      Just my opinion though.. My point is, being a prick and not giving a little leeway can hurt them as much as help them.. and 3 years will go by very fast..

    • g2a5b0e

      Considering how much longer than expected it took for the merger to close & then COVID, which no one expected at all, I completely disagree with you. It sounds to me like a completely fair ask on their part.

      • JG

        That accounts for the first point, sure. But not so much for the other two points.

        Neither the delay in approval nor the pandemic had any affect on CPUC’s legal authority to tell T-Mobile how many employees they have to add or cause the extra testing not to be redundant.

        IMHO, I’d have no problem approving the first point. But the other two… These should have been something T-Mobile brought up initially, before accepting the offer.

    • RLB63
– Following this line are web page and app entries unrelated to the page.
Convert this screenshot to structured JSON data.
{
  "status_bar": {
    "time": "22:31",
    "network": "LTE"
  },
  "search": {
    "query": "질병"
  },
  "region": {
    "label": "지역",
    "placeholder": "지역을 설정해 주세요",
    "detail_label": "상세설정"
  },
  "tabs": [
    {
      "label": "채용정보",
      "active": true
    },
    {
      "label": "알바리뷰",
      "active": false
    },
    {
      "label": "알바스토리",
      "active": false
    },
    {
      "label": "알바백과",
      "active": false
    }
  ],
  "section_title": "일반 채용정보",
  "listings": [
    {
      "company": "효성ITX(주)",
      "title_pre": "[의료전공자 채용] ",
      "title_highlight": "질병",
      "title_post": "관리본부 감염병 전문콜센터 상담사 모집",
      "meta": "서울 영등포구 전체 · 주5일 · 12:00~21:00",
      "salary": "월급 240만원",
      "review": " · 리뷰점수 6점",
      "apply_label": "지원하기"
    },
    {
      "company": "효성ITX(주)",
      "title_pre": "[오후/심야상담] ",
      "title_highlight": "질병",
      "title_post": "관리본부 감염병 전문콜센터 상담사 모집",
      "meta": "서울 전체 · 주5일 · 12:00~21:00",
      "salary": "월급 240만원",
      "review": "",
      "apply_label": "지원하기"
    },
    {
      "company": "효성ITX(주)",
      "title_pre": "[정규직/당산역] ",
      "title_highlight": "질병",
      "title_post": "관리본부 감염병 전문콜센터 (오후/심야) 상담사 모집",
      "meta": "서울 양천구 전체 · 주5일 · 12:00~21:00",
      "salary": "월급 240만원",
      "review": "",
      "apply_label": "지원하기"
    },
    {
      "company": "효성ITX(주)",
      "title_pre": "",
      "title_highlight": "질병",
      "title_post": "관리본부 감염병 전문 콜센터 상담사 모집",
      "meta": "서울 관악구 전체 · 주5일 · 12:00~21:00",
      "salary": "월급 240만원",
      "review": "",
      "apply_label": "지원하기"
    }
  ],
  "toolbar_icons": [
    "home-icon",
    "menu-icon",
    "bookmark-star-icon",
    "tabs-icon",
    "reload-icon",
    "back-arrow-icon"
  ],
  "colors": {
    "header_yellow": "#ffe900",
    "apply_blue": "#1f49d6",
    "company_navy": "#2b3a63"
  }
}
      Like I stated above. There is a lot of store overlap. Stores WILL close. To keep the same # of employees will cost other states jobs. To INCREASE them by 1000 isn’t fair and is blackmail. Not only that but CA has a higher cost of living in many places. So would force higher costs on T-Mobile. So less savings they can pass on to the customer.

      1,000 employees at only $20,000 a year is $200,000,000 cost to the company PER year

  • Shaun Michalak

    Considering that T-Mobile could have come out of the gates running, with no limitations, it was their own actions that put the upgrades all in jeopardy.. With that being said, I see no reason why, since they already put them over a year behind in being able to do the upgrades, I see no reason why they can not give them the extra time..

    As for the number of Employees.. Well, California better think before they act stupid again.. Yes, they did agree to a certain number of employees.. But that agreement was only for a certain length of time.. Piss T-Mobile off, and they can, after that amount of time, pull every employee and location that is not needed from California’s location.. Call centers and all..

    • pda96

      I’m sure CA gives a sh!t.

      • Francisco Peña

        high taxes, overburdening social programs, people fleeing.. CA needs as many people on their tax rolls as they can.

        • Shaun Michalak

          Not just that.. Crazy as heck rules and regulations too.. I remember an article I read that they talked about how Cali was thinking about putting a certain item on their “cancer” causing list.. Even when they admitted, at the same time, that they were not sure if it was that item, or the item that was used with it, that “could” or “may” cause cancer.. I was thinking.. Are you kidding me.. You can not even say it is that item and you still are thinking about it?? or how about the rule that if you are self employed, that you can not move merchandise from Cali, to Cali, if you live in Cali.. But if you live in Nevada, and are moving stuff from Cali, to Cali, then that is fine.. This is the type of thing that people are probably fleeing from.. Overpriced everything and complete lack of competency in the government, on every level..

  • mikeZo6

    5G at 300Mbps or 100Mbps is horrible speeds anyway for 5G when Tmo claim 5G 1G
    Tmo should be at min 300Mbps with 5G NOW

    • RLB63

      The big issue is probably the % of the population. Not the over all speeds. The cities are easier to hit.

      That California wants them to focus on CA over the rest of the country isn’t fair either.

      Same with the number of employees. Since a lot of store overlap, they will have to lose employees. To INCREASE by 1,000 employees what state should lose employees?

  • Jay Holm

    Is there ever, ever going to be a headline about 2.5ghz Band 41 integration into T-Mobiles 5G network on this website??? It’s been nearly THREE FULL months since the merger closed!!!